Your instructions
Pull every line with "this" from the entries below.

Exercise input
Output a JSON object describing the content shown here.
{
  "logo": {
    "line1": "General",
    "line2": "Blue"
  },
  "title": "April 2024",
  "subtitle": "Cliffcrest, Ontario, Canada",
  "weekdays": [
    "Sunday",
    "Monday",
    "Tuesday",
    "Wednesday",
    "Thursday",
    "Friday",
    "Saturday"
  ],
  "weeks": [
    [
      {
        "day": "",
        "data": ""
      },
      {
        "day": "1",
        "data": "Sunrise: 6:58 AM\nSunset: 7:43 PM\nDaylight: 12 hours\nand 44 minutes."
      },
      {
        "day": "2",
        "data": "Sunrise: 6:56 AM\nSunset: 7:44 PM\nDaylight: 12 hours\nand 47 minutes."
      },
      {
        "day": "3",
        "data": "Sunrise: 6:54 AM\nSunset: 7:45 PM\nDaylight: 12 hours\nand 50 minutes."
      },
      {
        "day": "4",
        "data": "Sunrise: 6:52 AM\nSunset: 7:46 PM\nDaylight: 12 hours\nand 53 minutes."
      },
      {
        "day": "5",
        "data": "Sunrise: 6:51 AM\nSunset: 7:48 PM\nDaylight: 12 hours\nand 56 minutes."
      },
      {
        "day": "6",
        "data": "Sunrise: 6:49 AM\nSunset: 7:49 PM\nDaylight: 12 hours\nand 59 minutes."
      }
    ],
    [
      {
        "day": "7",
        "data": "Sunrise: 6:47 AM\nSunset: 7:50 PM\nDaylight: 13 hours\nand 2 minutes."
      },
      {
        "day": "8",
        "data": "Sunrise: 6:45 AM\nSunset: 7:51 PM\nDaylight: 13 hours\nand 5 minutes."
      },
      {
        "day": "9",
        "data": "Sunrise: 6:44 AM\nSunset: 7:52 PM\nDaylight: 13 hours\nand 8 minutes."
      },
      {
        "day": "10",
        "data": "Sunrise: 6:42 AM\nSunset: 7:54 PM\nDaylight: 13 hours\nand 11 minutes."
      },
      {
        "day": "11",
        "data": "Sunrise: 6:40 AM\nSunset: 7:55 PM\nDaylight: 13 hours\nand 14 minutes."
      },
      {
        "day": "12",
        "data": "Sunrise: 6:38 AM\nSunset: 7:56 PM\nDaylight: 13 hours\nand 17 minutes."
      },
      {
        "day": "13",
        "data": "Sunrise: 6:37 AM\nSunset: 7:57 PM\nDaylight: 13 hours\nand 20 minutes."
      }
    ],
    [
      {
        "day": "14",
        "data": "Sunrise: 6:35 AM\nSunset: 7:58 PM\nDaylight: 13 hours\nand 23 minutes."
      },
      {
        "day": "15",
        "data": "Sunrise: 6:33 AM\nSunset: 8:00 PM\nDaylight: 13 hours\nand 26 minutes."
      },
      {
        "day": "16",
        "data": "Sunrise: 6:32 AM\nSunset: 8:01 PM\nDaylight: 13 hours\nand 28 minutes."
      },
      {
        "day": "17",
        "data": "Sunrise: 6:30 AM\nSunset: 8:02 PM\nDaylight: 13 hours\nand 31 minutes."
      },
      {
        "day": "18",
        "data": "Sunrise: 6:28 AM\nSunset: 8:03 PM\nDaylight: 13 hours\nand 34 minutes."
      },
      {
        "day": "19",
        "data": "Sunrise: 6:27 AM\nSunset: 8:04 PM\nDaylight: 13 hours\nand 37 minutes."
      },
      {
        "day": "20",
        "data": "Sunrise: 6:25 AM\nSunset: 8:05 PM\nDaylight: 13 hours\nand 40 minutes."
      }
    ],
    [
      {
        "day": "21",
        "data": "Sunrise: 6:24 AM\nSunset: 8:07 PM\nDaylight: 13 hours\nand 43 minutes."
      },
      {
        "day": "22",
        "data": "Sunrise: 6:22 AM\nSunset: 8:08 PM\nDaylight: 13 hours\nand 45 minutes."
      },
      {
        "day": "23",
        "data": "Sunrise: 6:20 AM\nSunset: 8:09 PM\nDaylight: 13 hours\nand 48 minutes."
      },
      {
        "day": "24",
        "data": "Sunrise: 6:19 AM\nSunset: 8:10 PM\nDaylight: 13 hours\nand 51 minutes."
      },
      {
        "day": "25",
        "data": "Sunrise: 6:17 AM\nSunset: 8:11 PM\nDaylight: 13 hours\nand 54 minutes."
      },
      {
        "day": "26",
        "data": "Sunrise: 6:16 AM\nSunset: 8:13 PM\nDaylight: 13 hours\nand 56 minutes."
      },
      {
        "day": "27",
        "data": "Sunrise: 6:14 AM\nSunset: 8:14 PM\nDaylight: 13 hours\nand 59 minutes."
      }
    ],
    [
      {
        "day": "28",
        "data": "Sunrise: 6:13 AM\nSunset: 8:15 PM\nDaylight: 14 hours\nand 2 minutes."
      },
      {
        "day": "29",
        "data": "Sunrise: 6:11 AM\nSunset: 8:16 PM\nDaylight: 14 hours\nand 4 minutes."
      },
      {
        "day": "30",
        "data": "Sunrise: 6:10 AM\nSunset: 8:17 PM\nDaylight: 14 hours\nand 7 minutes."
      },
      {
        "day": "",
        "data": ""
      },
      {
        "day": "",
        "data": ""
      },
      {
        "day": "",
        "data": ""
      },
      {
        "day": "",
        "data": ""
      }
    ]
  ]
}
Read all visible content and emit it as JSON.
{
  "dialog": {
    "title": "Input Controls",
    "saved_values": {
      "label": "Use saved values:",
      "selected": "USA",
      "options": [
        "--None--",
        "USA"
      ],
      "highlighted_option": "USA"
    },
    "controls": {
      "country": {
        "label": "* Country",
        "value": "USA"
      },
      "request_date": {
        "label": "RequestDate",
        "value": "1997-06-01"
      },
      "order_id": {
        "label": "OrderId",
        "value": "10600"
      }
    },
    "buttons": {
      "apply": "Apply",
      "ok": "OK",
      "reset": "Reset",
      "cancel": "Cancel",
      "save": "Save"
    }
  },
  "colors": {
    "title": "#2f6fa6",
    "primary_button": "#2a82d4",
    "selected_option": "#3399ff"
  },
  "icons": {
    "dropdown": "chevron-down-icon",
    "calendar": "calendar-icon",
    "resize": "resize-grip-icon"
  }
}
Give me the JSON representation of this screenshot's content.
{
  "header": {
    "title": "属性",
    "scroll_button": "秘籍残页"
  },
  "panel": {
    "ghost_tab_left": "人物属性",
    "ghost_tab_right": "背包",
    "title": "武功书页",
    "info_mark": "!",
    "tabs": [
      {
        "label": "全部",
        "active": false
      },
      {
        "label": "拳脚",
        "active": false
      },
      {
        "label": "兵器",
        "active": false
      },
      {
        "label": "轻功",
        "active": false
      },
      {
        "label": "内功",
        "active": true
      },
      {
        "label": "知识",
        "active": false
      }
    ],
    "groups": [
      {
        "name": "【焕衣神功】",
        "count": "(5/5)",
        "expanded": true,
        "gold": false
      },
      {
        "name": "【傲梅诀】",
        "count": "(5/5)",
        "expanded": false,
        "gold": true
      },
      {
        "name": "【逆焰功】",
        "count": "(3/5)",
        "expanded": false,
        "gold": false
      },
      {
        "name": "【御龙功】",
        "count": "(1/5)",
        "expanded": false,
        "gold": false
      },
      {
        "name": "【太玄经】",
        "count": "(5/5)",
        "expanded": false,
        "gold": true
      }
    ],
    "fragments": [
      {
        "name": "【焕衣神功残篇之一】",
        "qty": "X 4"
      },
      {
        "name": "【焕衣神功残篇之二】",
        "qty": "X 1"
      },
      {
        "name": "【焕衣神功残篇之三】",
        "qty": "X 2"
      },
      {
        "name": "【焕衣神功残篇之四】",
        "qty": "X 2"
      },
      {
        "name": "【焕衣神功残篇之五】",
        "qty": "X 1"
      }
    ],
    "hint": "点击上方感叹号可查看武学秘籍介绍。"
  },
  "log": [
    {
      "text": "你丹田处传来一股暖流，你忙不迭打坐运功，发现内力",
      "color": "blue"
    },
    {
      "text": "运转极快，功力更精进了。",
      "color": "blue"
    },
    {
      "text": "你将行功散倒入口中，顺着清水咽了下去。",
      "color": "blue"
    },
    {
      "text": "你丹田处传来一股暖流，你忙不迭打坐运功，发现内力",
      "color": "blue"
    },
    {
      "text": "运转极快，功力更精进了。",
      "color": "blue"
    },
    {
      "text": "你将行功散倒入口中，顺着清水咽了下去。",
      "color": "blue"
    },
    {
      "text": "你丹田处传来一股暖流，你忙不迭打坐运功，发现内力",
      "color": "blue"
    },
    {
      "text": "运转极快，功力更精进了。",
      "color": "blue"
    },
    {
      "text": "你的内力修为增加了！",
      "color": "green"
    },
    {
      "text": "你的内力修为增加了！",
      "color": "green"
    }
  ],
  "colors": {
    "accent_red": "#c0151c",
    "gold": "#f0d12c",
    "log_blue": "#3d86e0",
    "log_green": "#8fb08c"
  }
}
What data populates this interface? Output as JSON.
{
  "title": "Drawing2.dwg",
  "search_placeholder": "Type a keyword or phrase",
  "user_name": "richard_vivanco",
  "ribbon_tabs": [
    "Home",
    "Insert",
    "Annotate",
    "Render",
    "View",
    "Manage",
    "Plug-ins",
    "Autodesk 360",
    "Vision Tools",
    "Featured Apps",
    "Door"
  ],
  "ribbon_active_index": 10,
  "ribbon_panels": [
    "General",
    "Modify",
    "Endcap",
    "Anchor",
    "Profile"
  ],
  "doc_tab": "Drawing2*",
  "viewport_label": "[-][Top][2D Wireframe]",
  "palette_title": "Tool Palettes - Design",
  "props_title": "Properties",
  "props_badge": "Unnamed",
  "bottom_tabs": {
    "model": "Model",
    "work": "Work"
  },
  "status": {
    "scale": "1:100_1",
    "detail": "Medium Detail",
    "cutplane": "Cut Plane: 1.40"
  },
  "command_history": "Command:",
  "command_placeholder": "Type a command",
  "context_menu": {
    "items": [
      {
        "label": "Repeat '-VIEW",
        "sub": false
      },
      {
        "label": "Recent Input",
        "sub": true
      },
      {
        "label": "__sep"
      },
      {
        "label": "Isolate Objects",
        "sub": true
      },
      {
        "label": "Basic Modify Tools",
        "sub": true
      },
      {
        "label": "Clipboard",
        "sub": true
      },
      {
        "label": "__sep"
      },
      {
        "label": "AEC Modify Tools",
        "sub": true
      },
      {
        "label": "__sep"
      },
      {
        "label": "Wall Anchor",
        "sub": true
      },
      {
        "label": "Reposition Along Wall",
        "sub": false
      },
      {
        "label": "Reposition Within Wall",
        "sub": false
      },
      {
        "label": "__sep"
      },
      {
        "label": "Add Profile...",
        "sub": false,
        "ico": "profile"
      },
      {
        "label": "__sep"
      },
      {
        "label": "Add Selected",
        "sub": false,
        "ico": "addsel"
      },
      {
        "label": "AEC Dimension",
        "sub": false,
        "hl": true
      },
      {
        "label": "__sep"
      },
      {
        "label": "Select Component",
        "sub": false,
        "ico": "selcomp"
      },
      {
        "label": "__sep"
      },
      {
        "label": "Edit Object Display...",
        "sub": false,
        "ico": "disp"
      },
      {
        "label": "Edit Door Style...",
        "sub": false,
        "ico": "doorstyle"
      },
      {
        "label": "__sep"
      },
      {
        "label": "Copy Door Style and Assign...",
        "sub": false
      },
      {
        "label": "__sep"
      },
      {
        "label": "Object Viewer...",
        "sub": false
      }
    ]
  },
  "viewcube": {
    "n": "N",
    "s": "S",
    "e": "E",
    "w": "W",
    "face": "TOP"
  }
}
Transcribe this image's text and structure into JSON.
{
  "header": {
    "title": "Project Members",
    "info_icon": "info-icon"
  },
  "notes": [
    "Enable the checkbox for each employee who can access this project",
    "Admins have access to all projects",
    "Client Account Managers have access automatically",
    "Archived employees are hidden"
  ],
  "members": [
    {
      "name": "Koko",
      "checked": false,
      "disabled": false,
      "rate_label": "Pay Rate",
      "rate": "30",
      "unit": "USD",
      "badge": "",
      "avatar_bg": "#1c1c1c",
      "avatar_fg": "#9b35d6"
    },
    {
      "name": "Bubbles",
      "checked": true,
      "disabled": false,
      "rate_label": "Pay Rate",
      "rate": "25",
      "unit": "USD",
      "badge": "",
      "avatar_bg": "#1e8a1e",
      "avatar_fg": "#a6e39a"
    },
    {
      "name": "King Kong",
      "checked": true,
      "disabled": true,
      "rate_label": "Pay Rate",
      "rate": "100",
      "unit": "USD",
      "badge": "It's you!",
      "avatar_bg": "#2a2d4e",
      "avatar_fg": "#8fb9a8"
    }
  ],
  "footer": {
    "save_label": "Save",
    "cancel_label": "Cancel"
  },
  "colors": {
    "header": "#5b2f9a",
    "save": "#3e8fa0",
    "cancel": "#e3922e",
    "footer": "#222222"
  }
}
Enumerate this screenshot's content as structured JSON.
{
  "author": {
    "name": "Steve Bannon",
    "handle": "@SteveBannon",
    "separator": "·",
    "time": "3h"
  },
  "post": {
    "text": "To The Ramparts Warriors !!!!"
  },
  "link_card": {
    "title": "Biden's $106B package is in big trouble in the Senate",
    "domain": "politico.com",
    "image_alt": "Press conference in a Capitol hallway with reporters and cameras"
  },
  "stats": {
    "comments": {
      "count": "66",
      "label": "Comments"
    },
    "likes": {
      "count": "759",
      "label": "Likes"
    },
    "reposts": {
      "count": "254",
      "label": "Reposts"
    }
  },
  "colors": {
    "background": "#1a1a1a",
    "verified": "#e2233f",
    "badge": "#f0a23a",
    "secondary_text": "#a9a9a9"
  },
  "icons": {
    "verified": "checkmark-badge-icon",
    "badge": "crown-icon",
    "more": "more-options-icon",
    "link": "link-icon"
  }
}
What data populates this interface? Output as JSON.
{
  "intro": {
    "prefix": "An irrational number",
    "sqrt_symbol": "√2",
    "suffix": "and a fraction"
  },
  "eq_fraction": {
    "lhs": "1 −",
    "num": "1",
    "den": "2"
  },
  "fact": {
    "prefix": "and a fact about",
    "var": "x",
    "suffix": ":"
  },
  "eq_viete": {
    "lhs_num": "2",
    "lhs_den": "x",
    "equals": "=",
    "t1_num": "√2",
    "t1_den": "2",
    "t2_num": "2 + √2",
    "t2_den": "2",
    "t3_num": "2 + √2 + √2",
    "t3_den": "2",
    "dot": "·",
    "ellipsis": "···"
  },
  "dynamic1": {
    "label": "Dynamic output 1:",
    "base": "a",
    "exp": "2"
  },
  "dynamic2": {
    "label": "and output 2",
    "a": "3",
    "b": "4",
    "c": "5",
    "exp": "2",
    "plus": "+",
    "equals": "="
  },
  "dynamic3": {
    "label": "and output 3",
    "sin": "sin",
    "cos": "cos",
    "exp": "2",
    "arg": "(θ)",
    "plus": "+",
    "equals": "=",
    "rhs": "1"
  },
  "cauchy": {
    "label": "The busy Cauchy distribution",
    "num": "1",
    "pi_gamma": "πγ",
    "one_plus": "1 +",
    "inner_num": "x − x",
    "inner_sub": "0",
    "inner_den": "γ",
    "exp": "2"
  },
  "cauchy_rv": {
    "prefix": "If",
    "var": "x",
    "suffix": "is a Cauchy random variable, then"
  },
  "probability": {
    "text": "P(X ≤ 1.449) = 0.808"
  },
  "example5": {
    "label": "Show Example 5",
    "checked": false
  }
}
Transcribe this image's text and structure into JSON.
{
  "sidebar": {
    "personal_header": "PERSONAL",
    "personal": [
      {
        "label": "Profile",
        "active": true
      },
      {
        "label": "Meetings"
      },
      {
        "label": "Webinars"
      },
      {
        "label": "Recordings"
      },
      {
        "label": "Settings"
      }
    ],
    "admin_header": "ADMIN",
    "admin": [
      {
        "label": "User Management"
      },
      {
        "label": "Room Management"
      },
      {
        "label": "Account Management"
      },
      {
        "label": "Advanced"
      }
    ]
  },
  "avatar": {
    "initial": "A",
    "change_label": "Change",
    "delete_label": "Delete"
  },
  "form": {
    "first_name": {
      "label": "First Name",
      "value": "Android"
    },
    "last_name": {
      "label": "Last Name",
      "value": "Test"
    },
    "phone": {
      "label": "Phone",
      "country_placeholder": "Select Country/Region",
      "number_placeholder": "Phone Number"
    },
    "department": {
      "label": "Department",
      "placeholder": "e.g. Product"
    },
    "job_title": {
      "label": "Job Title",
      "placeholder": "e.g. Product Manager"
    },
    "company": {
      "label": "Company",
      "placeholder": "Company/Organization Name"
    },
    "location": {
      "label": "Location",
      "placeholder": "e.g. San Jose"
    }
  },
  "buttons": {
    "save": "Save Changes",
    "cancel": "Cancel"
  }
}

Answer area
Give me the JSON representation of this screenshot's content.
What data populates this interface? Output as JSON.
Transcribe this image's text and structure into JSON.
    "Enable the checkbox for each employee who can access this project",
Enumerate this screenshot's content as structured JSON.
What data populates this interface? Output as JSON.
Transcribe this image's text and structure into JSON.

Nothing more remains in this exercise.